This is Part 4 of a multi-part, self paced exercise.


What Will You Do

In this part, you will

  • Configure a Kubernetes namespace spec in your project
  • Publish this namespace on a fleet of Kubernetes clusters

Estimated Time

Estimated time burden for this part is 10 minutes.


Step 1: Create Namespace

  • Login into your Org and navigate to the "desktop" project
  • Select Infrastructure -> Namespaces
  • Click on "New Namespace"
  • Select wizard and Save

Create Namespace

Note

In addition to the Namespace wizard, users can also provide the k8s YAML spec for the namespace either by uploading it or point the controller to a Git repo where it can retrieve it.


Step 2: Configure Namespace

You will be presented with an intuitive wizard that you can use to configure your namespace's requirements. In our case, we want to add labels to our namespace.

  • Click on Labels -> Key-Value
  • Provide k8s compliant text for the key and value
  • Save

In the example below, we have entered "key=addon" and "value=kubeless"

Configure Namespace


Step 3: Select Placement

Since we only have one cluster in our project for this exercise, we cannot perform multi cluster operations.

  • Select "Specific Clusters" for Placement Policy
  • Select your cluster
  • Save

Place Namespace


Step 4: Publish Namespace

Click on Publish. In a few seconds, the configured namespace will be deployed on the target clusters. Note that the target clusters can be in completely separate security domains and the controller can still manage namespace lifecyle remotely.

Publish Namespace


Step 5: Verify Namespace

Optionally, you can verify what the published namespace looks like on your cluster.

  • Navigate to Infrastructure -> Clusters
  • Click on Kubectl

In the example below, you can see that the "kubeless" namespace was created on the cluster a few seconds back when we published it.

kubectl get ns 

NAME              STATUS   AGE
default           Active   40h
kube-node-lease   Active   40h
kube-public       Active   40h
kube-system       Active   40h
kubeless          Active   34s
rafay-infra       Active   13h
rafay-system      Active   16h

You can also look deeper into the namespace by describing it. Notice that the the "custom label" we specified is part of the namespace.

kubectl describe ns kubeless
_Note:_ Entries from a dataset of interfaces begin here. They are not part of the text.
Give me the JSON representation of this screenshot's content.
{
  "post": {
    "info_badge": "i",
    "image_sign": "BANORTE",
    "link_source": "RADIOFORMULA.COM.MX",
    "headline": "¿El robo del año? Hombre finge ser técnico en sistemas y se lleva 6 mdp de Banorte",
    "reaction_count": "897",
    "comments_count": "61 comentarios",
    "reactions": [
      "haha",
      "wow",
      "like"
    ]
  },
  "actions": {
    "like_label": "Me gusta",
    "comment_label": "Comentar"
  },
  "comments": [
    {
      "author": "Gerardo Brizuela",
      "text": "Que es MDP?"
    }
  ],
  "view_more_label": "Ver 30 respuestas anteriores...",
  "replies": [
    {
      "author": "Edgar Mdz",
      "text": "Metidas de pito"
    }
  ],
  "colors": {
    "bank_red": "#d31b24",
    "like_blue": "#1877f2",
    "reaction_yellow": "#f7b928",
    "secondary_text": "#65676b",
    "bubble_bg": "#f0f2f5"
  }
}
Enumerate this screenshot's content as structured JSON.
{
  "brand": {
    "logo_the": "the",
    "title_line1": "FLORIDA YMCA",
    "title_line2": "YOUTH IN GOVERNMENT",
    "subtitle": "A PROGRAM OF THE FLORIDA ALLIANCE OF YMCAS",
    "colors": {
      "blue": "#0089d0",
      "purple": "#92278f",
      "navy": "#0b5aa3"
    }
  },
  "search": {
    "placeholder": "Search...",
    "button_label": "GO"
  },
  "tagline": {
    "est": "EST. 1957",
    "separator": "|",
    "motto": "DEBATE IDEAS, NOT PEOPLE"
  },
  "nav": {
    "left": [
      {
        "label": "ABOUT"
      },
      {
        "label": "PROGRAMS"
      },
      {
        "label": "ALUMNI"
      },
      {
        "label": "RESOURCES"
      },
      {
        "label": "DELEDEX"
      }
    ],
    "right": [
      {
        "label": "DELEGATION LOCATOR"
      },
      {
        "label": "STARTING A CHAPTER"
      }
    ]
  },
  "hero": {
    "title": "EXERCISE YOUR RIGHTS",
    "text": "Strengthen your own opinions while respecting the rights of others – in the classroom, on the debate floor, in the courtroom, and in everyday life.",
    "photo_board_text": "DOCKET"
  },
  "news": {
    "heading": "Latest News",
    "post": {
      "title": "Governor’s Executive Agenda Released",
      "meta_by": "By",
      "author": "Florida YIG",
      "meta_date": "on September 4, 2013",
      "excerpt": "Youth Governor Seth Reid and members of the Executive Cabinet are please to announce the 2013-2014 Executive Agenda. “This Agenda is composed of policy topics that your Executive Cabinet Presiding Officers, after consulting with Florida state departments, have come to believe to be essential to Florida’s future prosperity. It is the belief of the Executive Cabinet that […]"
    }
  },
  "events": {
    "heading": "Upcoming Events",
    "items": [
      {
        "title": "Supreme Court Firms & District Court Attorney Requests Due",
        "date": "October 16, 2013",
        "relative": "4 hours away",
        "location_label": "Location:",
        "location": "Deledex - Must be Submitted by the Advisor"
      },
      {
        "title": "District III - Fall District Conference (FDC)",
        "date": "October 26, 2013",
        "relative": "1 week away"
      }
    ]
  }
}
Name:         kubeless
Labels:       addon=kubeless
              app.kubernetes.io/managed-by=Helm
              kubernetes.io/metadata.name=kubeless
              name=kubeless
              rafay.dev/auxiliary=true
              rafay.dev/component=namespace
              rafay.dev/global=true
              rafay.dev/name=namespace
              rep-cluster=k5zpglk
              rep-cluster-name=desktop
              rep-drift-reconcillation=disabled
              rep-organization=lk5od2e
              rep-partner=rx28oml
              rep-placement=mx6ox7m
              rep-project=kgxy58m
              rep-project-name=desktop
              rep-system-managed=true
              rep-workload=namespace-kj351lm-kubeless
              rep-workloadid=qkoz7nm
Annotations:  meta.helm.sh/release-name: namespace-kj351lm-kubeless
              meta.helm.sh/release-namespace: kubeless
              rafay.dev/resource-hash: efbeb365597980119ab784ad5eba8d1baf2d8c7cb8b78605d1020974c118de5f
              rep-drift-action: deny
Status:       Active

No resource quota.

No LimitRange resource.

Recap

Congratulations! At this point, you have successfully configured and published a namespace to your Kubernetes cluster. You also verified the namespace's specification directly on the cluster using Kubectl.